* _Problem requirements_: Below are the entries; return every line among them that holds the word "date".
..............................
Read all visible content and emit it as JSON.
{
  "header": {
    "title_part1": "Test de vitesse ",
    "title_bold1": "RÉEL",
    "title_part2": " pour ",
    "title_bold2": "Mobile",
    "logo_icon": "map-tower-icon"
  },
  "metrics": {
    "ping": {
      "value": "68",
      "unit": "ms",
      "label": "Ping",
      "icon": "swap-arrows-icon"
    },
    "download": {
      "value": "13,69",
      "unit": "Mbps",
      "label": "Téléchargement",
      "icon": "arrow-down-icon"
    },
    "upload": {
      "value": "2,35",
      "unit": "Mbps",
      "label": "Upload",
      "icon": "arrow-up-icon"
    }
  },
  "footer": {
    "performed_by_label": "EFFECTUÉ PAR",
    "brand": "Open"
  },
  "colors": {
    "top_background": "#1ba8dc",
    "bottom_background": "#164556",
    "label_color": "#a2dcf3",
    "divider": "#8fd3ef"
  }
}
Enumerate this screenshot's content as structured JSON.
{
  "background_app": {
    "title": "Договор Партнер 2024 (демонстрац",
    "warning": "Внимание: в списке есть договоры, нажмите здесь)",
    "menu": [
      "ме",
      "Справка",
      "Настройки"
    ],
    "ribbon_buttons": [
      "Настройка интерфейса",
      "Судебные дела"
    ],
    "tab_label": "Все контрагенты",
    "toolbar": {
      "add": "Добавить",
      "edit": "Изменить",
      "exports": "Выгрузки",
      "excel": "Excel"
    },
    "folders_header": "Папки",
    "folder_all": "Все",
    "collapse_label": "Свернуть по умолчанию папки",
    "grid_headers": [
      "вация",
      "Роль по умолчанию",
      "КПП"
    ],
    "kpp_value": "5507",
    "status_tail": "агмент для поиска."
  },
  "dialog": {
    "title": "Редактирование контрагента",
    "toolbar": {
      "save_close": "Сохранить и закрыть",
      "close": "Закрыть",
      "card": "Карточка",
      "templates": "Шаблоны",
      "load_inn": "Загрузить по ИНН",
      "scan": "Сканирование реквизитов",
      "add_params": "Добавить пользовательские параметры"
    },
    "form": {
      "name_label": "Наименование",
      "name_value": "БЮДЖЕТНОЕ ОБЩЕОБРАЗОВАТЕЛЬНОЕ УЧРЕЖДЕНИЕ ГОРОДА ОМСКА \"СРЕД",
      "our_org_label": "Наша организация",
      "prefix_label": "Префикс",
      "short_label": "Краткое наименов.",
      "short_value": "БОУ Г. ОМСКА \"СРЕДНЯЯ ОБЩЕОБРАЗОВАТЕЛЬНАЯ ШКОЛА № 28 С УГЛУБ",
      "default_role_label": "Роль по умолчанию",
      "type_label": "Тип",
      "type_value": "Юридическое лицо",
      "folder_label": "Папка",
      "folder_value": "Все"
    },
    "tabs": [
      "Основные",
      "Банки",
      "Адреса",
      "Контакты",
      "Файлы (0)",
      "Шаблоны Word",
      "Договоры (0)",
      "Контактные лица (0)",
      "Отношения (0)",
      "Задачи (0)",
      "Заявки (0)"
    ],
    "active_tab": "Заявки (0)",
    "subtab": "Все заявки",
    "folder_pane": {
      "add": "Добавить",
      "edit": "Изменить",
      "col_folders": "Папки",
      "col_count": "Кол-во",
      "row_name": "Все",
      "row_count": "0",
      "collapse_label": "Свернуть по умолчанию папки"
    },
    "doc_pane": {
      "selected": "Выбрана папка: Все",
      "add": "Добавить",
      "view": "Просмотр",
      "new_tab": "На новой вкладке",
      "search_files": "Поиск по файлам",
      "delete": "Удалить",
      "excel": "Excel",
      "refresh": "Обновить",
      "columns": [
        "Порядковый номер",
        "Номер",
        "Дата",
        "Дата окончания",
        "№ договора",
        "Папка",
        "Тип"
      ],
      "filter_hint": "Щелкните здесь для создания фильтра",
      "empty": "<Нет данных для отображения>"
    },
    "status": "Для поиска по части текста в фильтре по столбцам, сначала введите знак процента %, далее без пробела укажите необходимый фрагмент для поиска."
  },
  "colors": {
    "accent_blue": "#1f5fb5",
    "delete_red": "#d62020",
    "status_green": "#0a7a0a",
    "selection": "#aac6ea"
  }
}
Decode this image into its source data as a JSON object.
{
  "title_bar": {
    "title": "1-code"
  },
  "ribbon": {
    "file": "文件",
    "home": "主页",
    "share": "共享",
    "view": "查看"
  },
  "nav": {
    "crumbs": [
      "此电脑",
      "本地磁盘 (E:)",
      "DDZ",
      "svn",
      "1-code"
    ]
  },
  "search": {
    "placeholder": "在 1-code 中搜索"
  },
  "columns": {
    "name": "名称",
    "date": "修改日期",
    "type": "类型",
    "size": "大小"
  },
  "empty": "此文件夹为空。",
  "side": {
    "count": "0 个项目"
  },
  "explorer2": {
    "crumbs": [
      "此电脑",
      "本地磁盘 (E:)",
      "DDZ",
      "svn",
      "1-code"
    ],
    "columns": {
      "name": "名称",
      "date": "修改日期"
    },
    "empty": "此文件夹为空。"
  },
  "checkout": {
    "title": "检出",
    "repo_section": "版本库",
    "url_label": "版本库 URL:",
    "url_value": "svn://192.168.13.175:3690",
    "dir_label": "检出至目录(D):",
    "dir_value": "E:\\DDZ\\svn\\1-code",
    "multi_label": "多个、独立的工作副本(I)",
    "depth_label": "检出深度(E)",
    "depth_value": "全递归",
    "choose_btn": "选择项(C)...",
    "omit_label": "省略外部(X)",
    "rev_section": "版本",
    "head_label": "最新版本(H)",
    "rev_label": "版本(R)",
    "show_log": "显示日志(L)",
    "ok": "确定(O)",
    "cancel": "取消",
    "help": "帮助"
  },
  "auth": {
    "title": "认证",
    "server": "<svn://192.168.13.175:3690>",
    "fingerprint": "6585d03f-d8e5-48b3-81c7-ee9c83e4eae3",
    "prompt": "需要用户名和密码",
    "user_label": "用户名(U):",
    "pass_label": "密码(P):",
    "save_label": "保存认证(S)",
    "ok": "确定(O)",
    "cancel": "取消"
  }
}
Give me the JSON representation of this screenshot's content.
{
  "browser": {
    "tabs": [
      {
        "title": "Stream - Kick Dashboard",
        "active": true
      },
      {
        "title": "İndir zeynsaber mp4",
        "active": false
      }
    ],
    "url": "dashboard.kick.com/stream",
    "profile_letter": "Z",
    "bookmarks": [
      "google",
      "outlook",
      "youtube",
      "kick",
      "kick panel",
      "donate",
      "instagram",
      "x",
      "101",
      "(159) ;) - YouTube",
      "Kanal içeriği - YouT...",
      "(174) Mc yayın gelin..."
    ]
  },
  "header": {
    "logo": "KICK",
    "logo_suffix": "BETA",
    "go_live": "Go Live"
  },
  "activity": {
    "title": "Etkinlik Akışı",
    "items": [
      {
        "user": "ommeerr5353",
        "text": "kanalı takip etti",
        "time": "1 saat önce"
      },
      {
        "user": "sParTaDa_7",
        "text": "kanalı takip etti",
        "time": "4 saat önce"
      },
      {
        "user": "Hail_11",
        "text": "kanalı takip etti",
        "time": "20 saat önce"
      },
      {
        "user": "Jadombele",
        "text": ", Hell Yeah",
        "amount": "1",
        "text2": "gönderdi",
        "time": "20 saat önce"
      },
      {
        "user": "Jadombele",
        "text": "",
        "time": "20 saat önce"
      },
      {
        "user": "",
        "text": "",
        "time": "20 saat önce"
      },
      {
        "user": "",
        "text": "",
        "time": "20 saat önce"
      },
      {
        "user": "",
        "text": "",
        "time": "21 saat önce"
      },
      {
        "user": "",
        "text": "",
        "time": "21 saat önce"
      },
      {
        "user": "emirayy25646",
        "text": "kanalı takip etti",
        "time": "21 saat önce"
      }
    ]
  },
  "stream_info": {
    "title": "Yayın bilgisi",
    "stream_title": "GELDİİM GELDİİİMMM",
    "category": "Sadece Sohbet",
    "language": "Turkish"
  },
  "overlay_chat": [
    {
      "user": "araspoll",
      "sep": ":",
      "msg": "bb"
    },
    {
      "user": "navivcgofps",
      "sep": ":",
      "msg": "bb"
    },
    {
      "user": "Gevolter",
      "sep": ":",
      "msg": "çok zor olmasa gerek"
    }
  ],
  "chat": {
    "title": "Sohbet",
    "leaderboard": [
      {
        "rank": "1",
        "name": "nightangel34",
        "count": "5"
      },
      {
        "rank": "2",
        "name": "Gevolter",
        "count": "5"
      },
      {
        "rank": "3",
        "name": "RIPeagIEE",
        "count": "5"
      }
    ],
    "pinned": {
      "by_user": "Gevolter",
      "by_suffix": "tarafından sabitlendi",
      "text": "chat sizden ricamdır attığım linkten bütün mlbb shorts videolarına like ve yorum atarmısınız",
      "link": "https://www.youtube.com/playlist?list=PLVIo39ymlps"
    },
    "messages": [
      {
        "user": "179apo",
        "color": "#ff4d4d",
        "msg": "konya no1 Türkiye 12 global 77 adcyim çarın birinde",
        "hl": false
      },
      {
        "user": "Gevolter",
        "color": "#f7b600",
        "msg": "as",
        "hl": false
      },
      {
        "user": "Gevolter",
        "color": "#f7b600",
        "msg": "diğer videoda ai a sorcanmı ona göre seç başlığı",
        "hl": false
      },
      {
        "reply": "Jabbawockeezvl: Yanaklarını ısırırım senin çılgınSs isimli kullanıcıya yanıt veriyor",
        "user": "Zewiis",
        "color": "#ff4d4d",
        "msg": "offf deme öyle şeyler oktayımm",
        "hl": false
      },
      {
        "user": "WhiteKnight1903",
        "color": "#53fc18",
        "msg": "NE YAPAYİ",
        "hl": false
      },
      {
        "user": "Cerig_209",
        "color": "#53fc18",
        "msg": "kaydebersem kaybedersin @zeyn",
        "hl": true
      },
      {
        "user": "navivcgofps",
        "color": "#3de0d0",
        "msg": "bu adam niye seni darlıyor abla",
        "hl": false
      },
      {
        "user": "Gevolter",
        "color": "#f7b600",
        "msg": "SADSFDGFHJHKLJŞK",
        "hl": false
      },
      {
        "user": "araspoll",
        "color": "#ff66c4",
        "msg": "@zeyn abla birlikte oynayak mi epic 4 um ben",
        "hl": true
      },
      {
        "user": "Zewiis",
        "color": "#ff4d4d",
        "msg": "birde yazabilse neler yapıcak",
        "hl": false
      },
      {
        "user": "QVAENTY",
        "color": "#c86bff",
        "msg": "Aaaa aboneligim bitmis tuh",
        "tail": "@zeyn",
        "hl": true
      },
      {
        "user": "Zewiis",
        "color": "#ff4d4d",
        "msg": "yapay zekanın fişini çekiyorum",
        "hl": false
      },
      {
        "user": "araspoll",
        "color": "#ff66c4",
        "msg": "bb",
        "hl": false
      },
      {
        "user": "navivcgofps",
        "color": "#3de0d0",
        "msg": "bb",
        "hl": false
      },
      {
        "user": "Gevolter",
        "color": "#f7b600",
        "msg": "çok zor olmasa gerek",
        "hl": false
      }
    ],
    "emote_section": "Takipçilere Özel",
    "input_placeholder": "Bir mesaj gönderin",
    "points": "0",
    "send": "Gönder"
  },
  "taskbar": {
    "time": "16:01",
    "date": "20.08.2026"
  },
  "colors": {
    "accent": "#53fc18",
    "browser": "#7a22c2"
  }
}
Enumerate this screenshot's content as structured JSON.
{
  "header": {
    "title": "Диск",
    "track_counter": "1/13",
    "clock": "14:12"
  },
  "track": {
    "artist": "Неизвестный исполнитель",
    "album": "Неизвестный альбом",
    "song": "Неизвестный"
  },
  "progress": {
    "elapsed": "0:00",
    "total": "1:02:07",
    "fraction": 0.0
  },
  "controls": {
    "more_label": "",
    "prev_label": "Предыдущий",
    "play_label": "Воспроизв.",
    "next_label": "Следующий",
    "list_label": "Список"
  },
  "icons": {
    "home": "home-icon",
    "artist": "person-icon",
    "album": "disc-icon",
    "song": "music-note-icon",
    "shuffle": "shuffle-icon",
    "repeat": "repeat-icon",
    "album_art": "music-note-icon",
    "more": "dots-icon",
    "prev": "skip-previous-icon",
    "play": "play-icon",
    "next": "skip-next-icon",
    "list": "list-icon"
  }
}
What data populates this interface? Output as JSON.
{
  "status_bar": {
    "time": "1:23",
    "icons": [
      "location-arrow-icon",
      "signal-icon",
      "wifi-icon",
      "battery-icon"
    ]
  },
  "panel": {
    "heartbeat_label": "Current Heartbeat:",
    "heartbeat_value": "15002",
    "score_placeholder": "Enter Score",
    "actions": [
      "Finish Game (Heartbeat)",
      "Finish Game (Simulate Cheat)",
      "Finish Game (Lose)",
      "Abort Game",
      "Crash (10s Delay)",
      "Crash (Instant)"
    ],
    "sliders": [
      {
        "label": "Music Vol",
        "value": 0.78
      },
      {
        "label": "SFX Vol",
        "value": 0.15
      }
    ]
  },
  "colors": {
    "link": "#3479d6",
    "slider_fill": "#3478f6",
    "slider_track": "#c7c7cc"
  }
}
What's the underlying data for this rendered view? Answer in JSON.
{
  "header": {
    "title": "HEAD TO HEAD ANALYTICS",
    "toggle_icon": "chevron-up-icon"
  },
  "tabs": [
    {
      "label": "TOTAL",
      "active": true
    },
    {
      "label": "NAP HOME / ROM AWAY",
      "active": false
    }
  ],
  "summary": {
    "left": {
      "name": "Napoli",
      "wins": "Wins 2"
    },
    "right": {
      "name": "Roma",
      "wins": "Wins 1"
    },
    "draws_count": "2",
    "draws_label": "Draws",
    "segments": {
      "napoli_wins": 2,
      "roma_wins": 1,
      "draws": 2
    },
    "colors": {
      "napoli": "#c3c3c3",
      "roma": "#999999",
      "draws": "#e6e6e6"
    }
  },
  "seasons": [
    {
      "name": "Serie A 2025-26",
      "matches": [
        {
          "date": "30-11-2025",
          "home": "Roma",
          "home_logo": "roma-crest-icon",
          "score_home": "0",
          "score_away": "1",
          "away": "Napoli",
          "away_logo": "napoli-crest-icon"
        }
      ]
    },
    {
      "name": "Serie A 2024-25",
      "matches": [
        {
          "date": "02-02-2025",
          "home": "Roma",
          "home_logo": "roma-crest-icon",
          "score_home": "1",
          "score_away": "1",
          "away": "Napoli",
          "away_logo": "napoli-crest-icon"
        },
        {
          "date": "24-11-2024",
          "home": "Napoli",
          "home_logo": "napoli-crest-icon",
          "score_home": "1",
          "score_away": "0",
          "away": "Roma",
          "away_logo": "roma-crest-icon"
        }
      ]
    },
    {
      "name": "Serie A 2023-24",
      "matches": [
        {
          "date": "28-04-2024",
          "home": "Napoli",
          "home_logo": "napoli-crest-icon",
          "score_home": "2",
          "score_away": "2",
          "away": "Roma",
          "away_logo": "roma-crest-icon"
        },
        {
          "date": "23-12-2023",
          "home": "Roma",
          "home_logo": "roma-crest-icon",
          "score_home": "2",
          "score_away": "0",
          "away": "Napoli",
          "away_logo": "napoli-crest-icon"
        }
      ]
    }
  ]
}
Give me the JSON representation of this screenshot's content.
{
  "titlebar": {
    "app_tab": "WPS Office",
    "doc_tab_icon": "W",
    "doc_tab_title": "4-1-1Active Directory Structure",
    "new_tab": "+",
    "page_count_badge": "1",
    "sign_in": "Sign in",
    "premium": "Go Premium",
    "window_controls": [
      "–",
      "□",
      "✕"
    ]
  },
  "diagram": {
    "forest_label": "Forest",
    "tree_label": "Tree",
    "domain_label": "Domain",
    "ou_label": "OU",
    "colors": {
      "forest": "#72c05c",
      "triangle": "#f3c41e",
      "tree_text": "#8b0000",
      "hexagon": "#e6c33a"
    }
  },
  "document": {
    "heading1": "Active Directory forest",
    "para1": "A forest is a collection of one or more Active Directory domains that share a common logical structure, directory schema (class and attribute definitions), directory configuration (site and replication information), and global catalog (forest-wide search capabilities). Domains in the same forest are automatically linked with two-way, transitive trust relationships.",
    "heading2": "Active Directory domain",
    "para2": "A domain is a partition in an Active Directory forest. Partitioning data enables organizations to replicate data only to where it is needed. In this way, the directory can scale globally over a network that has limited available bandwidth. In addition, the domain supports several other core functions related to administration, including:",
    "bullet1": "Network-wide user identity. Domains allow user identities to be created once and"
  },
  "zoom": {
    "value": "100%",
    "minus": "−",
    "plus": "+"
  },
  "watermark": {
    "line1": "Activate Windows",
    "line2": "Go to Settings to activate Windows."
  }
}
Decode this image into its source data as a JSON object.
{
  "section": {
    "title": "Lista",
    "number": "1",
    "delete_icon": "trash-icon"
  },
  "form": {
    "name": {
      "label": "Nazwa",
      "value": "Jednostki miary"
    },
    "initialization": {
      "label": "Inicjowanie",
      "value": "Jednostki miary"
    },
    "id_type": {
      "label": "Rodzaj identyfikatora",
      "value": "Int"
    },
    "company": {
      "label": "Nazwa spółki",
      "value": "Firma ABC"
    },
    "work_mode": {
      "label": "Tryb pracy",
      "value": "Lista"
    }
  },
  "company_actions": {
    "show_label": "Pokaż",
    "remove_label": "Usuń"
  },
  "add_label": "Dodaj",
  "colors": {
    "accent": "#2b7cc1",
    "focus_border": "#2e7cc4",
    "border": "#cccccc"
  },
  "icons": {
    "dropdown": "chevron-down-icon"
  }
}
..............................
* _Result_:
    "date": "修改日期",
      "date": "修改日期"
    "date": "20.08.2026"
          "date": "30-11-2025",
          "date": "02-02-2025",
          "date": "24-11-2024",
          "date": "28-04-2024",
          "date": "23-12-2023",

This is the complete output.